Idolatry, Adultery and Murder
History| Medieval Jewry
Bad girl but brainy, the figure of 13th century Anglo-Jewish businesswoman, Licoricia of Winchester looks set to become the centre of a cult.
As Licoricia’s story includes adultery and murder I suggest the mounting hysteria surrounding her is part of the current vogue for crackpot idol worship.
Nor am I surprised that the statue of her due to be unveiled today, Thursday 10 February, has been created by the same artist who produced that of the late Diana, Princess of Wales and other images of senior members of the British Royal Family.
In reality, Licoricia’s story is not just about her and her mysterious death or even the condition of medieval Anglo-Jewry but also Suzanne Bartlet, whose often cited historical biography was her only book and completed by her editor, Patricia Skinner, as she died from cancer the year before its publication in 2009 **.
So while Bartlet appears to have been instrumental in fuelling what has become a near mania about the medieval moneylender, we are left with Ian Rank-Broadley’s well-intentioned but fanciful and costly bronze sculpture of an imagined likeness, based on those of his own daughter and grandson.
This may not be viewed as history. It is an artistic impression; a finely wrought vision of familial love.
Further, am I the only one to be uncomfortable that in the name of good community relations and ‘diversity’, Chief Rabbi Ephraim Mirvis has agreed to intone a ‘blessing’ over the statue; a gesture that may be interpreted as unhealthy – and un-Jewish?
Licoricia’s story resonates strongly today because she lived at a turning point in Jewish Diaspora history when – as too often - a tiny, ultra talented Jewish community, first invited to settle in a host country at the behest of a commercially canny monarch became too successful for its resentful non-Jewish neighbours.

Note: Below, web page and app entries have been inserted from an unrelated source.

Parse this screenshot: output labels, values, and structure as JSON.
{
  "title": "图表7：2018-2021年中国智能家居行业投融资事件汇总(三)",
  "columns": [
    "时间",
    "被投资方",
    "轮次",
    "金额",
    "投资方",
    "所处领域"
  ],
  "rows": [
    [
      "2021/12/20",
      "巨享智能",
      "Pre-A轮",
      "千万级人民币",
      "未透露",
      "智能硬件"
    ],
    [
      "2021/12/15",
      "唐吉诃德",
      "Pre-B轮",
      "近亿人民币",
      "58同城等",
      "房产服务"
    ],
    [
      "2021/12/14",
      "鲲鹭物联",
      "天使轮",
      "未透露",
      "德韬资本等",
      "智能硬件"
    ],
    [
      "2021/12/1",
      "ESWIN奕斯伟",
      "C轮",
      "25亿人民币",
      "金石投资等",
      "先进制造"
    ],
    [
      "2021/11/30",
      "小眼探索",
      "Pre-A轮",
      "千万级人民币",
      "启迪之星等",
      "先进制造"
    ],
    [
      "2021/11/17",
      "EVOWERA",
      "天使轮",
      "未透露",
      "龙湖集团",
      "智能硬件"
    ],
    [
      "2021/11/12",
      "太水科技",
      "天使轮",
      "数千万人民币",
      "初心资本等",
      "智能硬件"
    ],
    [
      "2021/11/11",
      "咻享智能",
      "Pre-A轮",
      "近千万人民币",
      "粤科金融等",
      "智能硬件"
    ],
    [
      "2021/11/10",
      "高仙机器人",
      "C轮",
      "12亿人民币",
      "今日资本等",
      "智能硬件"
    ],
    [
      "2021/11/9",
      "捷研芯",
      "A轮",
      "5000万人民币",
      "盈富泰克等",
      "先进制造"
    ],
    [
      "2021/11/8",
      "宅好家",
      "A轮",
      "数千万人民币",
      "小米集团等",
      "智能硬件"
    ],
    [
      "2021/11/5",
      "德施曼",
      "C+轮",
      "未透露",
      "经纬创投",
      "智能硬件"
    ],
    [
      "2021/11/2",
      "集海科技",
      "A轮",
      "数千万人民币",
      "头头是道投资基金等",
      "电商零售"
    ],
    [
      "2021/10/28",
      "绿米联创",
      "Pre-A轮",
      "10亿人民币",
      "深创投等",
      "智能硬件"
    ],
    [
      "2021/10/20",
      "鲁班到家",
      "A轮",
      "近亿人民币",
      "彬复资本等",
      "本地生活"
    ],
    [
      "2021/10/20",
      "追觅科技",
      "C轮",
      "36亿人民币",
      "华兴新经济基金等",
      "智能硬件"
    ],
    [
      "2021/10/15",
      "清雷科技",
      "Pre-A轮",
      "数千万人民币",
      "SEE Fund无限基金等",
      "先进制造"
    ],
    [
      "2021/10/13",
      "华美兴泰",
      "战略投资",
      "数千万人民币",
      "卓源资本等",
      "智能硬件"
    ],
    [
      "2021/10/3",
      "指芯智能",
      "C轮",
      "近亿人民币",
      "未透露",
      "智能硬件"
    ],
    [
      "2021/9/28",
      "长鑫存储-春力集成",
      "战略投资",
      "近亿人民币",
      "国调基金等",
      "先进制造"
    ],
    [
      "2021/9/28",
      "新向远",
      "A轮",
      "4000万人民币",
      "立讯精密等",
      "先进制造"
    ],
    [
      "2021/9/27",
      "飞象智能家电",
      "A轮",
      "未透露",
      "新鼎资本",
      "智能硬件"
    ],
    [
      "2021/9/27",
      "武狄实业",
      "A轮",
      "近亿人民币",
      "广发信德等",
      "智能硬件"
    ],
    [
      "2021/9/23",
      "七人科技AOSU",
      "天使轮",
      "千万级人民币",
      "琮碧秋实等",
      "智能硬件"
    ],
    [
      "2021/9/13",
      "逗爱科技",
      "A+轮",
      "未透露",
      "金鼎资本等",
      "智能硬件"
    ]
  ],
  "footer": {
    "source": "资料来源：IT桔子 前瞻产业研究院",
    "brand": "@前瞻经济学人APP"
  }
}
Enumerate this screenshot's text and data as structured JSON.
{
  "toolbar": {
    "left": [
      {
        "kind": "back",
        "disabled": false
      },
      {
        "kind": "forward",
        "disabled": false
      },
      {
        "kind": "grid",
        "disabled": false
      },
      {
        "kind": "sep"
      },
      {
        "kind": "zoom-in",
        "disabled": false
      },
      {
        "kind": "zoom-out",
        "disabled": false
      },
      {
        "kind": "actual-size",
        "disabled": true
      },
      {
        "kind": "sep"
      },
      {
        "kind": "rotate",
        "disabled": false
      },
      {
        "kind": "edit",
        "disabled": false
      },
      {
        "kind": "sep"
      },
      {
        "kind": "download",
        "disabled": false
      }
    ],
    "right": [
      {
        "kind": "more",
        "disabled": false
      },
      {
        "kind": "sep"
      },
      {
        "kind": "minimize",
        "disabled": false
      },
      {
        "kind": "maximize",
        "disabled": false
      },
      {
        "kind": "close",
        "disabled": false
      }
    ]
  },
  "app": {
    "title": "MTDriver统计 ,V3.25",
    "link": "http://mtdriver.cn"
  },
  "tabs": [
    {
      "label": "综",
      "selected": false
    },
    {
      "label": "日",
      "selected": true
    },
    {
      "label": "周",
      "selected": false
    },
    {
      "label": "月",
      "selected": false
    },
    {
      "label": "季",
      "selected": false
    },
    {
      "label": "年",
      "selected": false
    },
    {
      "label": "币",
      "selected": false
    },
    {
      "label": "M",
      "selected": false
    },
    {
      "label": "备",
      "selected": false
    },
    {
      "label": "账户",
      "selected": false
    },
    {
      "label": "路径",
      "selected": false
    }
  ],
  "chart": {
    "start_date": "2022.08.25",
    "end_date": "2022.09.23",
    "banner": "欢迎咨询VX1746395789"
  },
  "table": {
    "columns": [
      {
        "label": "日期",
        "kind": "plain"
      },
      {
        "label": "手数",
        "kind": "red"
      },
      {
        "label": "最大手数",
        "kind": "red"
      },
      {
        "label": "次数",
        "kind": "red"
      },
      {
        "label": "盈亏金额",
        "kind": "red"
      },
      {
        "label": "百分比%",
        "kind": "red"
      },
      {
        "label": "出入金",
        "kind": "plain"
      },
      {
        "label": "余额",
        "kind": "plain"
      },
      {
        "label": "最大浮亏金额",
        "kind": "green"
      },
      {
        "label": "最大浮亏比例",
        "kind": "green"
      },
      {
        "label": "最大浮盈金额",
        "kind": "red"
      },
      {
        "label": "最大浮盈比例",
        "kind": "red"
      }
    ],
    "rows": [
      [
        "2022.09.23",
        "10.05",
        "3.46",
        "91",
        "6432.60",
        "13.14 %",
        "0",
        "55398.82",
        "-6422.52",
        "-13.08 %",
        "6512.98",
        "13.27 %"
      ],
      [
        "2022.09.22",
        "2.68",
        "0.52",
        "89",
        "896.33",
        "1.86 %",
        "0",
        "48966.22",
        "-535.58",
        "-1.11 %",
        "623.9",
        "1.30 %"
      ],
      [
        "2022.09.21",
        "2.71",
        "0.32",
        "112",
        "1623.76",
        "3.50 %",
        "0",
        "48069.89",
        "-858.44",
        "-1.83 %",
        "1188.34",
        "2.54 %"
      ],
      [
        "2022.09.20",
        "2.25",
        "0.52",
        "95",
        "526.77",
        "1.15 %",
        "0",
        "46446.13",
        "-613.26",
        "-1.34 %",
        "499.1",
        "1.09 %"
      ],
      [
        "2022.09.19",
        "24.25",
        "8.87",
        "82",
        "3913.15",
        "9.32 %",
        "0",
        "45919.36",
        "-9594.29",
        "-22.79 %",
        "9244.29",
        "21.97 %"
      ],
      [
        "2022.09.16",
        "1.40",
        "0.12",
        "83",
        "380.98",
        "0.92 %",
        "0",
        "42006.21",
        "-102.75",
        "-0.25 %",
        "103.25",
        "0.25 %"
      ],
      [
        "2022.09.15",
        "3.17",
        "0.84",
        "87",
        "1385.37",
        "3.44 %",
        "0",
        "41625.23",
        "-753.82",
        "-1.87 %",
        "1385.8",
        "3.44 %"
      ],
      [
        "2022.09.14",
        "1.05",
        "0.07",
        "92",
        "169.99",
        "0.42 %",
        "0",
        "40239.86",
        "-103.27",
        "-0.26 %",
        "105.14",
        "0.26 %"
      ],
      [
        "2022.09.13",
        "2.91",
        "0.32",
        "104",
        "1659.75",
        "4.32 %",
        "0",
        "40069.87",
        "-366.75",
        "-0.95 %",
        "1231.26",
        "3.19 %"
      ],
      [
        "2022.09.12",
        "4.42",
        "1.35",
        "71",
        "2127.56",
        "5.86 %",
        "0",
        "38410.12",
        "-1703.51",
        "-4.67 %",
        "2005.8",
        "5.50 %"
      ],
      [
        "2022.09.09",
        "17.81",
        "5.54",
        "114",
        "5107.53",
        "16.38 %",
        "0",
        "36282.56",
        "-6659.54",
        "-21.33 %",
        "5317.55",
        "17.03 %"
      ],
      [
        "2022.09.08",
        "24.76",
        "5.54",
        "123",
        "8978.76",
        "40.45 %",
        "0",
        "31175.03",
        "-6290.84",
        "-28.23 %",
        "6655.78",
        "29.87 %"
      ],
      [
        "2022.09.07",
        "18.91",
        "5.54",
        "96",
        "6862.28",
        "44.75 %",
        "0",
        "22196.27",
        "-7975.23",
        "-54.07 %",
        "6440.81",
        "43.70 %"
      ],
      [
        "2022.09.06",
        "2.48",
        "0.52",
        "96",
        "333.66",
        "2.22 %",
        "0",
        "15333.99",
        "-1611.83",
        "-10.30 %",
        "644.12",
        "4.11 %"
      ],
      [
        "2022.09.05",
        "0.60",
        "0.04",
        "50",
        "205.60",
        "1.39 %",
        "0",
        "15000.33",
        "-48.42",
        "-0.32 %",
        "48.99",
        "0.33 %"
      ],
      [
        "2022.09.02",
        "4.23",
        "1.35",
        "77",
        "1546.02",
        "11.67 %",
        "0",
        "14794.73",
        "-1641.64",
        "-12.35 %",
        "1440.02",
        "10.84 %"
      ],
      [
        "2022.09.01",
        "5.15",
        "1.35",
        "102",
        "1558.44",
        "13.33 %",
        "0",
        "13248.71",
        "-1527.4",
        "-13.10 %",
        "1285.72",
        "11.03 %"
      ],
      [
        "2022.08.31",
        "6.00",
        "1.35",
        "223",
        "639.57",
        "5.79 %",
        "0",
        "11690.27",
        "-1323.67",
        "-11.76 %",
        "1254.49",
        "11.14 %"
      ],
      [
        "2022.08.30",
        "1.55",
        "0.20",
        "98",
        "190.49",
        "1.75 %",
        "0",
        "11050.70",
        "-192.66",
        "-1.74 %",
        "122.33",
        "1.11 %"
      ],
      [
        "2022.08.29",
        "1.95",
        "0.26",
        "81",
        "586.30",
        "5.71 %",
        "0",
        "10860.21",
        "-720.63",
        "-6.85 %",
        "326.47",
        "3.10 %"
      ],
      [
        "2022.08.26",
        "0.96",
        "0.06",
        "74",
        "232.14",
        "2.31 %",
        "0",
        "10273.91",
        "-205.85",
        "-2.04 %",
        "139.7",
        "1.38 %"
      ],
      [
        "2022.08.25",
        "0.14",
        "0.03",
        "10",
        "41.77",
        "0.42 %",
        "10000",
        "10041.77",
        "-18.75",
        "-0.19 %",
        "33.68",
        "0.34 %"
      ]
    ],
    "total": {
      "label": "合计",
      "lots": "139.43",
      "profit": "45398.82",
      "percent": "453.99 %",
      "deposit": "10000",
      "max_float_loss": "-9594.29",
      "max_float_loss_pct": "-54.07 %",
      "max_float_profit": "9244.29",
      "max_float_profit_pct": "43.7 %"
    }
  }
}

When the rot set in, some of the hate was, as ever, propagated by disaffected Jews. If that sounds familiar, so it should!
So I conclude by offering the strongest possible support for an educational UK ‘Jewish History Month’ but beg that it does not deal solely with the Holocaust. This, in itself, would achieve nothing.
Instead I suggest that any course material should open where some believe Anglo-Jewish history really began – with the possibility of a Jewish presence in Roman Britain.
Now, where are our professional historians when we need them?
** Suzanne Bartlet. Licoricia of Winchester: Marriage, Motherhood, and Murder
in the Medieval Anglo-Jewish Community. Edited by Patricia Skinner.
London: Vallentine-Mitchell, 2009. Pp. xiv + 160. isbn: 9780853038221.
10 FEBRUARY 2022